Like most sales teams, ours has a massive backlog of project work. Enhancements to our CRM, changes to our sales process, training development, territory redesign, you name it, it just keeps coming.
How can you compare the expected benefits of each project to help prioritize?
I look at one metric: time saved per sales rep.
Every minute we save a salesperson means more time to work more leads and close more deals. “Time saved” directly correlates to higher output potential and as such it tends to be how I frame things.
Here’s one quick and dirty method for working out time saved per sales rep:
– $50M target, 40 sales reps, $1.25M quota per rep
– 2080 work hours in the year
– Assume 3 weeks off between sick time, vacation, and holidays observed, per rep, bringing us to 1,960 work hours per year
– $1.25M / 1960 = $637.75, call it $600 quota attainment per hour to be conservative
– New project will save an avg. of 1 hour per rep, per week
– That’s $24k per week or $1,248,000, aka $1.25M, or the impact of adding one more sales rep to your sales force without needing to recruit, hire, train, spend benefits and expenses on, etc.
– Project XYZ will take 2 Sales Ops personnel X number of hours at $Y/hr (fully burdened rate)
– Subtract that from the impact and you have a rough net value of this project
– Now do the same for all 20 projects on your list and prioritize by “impact potential”
– Remember the time value of money relative to business needs.
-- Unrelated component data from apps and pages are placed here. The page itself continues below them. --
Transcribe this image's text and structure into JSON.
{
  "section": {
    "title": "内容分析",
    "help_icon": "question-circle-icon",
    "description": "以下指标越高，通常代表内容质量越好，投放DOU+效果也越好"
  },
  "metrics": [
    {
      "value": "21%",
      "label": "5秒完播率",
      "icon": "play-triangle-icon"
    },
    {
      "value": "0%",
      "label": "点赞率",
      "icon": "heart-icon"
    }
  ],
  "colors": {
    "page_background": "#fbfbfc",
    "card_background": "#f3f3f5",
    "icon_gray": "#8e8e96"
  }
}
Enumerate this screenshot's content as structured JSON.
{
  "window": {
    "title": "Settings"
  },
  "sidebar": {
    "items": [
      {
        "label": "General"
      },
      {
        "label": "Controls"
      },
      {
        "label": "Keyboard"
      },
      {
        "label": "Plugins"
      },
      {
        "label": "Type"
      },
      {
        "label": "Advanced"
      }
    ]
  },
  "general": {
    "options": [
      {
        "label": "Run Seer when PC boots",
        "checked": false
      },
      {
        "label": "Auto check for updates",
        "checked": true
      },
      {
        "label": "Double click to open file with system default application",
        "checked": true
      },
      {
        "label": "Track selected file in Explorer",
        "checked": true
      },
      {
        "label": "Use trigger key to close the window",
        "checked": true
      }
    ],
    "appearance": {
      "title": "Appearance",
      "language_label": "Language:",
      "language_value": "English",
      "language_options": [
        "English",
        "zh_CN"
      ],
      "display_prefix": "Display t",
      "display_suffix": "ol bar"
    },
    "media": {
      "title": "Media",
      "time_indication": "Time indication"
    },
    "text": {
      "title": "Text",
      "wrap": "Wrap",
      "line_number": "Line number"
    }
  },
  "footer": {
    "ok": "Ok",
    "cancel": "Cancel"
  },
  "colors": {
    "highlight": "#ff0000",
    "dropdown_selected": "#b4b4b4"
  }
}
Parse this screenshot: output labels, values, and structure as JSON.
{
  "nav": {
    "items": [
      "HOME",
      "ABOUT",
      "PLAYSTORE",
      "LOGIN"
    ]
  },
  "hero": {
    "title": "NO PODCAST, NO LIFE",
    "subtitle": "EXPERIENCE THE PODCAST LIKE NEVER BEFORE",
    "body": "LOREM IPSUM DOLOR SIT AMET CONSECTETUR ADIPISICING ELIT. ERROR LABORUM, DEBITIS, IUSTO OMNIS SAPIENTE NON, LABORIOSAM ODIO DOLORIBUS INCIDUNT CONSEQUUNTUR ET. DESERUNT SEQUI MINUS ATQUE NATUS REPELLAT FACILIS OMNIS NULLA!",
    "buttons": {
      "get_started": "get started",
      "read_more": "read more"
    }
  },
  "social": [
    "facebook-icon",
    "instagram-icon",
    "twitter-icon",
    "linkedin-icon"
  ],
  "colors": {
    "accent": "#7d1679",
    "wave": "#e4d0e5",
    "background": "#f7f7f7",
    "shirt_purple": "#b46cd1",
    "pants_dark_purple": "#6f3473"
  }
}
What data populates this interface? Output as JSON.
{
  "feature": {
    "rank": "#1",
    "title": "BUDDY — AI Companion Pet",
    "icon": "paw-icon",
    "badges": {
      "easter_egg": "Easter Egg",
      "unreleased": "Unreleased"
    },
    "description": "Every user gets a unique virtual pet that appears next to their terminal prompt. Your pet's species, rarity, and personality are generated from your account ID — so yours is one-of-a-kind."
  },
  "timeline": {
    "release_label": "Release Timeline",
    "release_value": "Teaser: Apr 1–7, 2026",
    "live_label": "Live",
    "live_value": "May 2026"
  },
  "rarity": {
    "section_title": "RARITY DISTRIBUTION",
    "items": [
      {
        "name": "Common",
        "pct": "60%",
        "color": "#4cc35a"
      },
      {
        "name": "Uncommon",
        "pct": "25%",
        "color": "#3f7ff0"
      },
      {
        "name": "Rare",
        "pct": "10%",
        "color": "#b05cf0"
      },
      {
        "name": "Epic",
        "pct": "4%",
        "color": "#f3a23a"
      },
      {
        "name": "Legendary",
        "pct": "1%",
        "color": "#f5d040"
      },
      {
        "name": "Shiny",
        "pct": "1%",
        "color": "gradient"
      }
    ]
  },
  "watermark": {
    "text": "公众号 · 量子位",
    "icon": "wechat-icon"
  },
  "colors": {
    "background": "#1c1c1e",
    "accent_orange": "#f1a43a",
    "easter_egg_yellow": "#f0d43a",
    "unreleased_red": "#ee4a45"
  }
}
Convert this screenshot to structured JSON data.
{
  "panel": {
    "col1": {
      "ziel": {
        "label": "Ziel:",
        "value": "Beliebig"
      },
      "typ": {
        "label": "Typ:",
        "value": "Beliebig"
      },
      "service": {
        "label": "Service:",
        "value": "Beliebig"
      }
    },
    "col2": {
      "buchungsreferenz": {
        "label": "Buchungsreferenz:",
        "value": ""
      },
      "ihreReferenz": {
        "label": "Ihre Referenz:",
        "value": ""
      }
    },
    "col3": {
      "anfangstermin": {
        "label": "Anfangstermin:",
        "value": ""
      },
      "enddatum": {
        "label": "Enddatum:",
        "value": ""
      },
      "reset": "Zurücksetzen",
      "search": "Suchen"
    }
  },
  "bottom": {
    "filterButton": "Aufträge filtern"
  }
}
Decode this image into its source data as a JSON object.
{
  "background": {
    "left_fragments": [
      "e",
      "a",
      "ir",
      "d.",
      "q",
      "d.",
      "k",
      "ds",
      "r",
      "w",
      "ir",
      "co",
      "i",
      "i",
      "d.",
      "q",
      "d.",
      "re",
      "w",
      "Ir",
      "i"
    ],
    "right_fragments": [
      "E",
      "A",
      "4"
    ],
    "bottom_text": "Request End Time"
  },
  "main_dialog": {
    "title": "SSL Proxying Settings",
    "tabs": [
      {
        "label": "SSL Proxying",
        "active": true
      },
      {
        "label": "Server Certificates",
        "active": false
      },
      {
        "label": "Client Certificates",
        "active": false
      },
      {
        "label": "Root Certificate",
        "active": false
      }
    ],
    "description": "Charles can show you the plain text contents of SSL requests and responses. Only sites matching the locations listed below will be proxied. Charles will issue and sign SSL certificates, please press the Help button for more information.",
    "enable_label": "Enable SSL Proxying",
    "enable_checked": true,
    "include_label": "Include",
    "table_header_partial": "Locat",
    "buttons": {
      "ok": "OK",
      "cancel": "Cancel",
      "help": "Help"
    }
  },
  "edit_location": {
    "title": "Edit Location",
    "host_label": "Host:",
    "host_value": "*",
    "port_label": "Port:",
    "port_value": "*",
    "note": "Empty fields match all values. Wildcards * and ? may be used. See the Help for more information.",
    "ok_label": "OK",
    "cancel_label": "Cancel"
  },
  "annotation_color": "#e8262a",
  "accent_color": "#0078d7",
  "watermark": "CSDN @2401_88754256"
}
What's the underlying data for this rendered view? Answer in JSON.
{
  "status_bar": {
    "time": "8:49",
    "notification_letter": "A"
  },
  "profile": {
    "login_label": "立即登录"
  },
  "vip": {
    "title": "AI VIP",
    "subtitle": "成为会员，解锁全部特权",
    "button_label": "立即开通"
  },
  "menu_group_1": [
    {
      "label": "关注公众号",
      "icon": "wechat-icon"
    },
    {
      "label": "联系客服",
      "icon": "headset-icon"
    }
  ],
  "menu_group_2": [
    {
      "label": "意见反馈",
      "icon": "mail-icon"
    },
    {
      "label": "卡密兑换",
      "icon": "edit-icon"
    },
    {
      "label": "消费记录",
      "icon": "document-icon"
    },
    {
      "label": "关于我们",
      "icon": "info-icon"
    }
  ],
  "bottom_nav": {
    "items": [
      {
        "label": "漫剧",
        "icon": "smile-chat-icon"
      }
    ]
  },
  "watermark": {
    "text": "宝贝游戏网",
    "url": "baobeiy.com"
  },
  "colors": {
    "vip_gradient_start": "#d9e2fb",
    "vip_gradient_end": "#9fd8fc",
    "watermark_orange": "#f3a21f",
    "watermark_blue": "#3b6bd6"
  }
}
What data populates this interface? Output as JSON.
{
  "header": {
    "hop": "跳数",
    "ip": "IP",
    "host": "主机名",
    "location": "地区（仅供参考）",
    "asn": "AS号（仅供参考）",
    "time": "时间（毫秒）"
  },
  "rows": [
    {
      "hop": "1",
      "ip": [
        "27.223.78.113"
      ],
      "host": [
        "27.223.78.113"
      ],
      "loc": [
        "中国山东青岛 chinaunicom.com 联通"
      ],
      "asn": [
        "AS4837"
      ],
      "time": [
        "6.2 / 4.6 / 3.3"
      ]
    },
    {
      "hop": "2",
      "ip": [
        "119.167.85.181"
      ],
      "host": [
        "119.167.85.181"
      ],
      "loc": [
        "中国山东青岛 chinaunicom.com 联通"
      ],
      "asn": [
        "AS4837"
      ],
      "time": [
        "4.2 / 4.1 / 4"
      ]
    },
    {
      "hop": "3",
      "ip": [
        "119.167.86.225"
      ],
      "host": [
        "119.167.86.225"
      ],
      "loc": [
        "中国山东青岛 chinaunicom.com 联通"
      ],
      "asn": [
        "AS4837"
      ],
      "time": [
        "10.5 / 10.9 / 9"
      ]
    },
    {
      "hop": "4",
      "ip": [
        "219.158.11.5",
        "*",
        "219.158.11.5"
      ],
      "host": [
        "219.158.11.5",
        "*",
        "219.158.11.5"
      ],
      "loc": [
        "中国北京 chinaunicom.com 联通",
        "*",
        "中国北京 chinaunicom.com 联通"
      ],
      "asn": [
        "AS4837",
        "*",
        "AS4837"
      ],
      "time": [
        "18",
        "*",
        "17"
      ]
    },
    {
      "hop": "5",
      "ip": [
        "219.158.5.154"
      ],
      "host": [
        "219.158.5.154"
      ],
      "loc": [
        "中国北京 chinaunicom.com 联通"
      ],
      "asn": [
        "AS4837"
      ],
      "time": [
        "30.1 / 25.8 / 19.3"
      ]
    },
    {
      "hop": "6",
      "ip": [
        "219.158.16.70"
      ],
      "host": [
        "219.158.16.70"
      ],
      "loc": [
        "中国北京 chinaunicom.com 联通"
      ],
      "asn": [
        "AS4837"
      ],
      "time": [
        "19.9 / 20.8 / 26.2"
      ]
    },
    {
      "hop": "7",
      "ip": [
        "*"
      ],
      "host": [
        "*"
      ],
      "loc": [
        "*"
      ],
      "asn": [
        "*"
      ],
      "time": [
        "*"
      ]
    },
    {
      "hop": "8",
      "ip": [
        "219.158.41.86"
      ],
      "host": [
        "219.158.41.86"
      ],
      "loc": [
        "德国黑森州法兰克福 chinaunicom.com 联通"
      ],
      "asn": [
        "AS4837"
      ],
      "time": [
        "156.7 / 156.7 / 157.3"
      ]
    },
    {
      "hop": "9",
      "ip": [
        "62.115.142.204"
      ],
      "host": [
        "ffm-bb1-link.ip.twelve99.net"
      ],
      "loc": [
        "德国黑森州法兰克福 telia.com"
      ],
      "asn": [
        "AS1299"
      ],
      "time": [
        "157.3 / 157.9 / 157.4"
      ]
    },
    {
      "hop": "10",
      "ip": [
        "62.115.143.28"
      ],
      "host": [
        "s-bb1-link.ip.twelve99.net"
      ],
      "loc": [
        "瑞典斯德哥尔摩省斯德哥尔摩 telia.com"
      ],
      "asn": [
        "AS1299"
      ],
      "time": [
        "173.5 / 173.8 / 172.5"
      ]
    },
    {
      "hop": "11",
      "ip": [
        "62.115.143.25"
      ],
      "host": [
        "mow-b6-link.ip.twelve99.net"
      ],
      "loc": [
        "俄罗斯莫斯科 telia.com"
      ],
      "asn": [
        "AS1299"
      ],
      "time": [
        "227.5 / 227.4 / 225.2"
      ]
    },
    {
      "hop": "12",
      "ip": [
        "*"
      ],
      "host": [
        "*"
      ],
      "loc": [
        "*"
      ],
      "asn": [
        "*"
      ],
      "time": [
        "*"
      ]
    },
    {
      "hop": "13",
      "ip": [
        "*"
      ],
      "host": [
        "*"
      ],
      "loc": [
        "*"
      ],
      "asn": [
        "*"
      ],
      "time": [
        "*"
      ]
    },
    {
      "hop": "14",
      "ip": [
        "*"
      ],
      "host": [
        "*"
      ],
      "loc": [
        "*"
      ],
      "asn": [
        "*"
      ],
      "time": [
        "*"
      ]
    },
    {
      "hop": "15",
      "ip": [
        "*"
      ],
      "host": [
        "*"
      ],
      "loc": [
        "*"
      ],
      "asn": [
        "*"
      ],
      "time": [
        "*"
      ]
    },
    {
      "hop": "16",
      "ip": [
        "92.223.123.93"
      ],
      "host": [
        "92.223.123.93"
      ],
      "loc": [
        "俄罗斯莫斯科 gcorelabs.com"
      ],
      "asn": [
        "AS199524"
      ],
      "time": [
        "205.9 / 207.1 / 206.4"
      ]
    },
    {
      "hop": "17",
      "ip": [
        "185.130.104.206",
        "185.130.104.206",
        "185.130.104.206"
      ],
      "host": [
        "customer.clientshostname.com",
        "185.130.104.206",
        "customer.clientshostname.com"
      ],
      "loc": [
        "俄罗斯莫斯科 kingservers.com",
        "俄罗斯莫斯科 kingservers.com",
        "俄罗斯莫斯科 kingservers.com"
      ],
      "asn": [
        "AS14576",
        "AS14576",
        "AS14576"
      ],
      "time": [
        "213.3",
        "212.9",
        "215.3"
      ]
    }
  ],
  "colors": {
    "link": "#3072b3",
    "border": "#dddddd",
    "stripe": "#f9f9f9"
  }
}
A project with an impact potential of $1M per year that takes 6 months to implement has a different value than one with an IP of $1.1M/yr and 9 months to implement. The 9-month project nets more over the long term and less over the short. Complicating things slightly: depending on the needs of the business, the short-term bump may be the higher priority.